Start of Input for this task

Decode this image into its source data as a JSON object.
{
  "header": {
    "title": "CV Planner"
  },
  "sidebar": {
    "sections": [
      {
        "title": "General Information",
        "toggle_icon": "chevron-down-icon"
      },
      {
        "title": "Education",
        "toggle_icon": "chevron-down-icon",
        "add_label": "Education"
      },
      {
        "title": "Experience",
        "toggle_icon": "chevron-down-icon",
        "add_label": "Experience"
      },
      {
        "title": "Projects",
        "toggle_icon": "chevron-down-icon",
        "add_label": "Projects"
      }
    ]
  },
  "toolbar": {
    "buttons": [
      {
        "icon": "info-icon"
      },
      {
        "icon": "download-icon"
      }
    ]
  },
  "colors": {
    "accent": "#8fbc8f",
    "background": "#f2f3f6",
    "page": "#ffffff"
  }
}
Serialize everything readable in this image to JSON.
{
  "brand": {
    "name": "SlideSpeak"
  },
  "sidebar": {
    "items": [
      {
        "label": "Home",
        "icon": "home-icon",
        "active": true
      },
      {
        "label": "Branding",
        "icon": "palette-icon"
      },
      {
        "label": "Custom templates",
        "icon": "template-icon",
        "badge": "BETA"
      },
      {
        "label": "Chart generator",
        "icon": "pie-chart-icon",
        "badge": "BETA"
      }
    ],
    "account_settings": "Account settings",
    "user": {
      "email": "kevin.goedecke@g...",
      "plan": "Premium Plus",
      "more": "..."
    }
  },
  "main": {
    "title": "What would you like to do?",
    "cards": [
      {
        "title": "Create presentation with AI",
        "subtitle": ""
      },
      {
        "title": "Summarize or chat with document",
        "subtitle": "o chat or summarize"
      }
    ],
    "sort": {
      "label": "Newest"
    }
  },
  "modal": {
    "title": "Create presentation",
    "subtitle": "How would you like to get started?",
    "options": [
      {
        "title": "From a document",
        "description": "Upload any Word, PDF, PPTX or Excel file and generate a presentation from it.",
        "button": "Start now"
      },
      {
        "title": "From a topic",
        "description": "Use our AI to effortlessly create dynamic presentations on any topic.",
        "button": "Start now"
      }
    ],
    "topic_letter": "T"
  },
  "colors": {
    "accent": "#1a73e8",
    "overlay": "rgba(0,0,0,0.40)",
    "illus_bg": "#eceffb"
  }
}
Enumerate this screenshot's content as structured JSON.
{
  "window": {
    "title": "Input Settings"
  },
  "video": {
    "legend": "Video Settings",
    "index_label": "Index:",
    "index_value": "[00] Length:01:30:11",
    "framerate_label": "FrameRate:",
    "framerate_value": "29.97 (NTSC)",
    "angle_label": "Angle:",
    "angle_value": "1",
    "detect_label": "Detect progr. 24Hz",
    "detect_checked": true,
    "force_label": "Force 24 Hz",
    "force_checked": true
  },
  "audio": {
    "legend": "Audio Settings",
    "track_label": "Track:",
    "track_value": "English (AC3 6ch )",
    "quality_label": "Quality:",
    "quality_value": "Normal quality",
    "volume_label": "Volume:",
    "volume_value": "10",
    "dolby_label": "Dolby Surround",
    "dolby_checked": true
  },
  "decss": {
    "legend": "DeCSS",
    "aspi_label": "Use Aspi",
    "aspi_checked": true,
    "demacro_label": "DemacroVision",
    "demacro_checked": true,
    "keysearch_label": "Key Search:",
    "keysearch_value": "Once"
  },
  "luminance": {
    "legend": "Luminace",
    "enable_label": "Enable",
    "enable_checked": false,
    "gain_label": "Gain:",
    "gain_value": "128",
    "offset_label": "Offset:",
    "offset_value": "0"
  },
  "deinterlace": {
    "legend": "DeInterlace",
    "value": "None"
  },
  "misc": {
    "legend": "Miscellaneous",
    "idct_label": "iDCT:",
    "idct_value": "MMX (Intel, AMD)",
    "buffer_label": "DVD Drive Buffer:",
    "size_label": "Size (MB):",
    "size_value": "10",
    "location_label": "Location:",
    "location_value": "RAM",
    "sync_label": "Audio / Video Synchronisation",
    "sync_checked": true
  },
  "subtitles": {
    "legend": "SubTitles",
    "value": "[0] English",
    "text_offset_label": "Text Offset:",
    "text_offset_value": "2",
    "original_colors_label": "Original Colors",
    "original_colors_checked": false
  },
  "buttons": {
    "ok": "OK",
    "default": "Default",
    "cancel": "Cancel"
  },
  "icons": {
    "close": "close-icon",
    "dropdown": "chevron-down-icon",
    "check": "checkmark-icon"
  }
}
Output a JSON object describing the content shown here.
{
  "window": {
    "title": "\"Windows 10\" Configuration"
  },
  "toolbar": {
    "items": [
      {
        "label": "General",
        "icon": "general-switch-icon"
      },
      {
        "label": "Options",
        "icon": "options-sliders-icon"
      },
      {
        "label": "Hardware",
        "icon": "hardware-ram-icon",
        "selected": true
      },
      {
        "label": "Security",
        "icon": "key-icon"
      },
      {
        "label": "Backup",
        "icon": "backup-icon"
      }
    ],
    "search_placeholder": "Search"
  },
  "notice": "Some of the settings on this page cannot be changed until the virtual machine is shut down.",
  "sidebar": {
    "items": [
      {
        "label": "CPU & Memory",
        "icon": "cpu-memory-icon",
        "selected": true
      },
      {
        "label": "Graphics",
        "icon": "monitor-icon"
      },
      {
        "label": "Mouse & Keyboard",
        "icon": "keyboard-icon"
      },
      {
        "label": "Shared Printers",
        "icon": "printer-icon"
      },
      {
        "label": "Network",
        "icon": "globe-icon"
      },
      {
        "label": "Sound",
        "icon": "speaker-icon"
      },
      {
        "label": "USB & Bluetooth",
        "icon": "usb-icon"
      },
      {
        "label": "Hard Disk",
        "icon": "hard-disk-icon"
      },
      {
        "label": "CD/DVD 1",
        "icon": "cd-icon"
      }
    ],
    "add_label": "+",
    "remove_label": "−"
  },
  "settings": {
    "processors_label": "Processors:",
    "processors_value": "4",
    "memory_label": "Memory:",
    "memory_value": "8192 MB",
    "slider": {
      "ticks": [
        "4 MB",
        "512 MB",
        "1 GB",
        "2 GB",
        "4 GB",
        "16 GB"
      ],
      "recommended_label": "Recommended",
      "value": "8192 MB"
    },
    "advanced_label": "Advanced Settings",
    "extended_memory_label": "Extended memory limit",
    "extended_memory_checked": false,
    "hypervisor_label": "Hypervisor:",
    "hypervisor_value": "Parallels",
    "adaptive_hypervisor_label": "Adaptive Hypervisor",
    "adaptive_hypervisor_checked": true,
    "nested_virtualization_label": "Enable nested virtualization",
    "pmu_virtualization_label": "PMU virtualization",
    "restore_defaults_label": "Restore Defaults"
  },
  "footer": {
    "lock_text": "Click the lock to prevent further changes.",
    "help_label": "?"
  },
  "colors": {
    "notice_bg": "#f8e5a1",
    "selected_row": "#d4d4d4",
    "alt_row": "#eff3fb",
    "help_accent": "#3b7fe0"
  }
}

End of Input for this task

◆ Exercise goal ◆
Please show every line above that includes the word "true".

◆ Solution to the exercise ◆
        "active": true
    "detect_checked": true,
    "force_checked": true
    "dolby_checked": true
    "aspi_checked": true,
    "demacro_checked": true,
    "sync_checked": true
        "selected": true
        "selected": true
    "adaptive_hypervisor_checked": true,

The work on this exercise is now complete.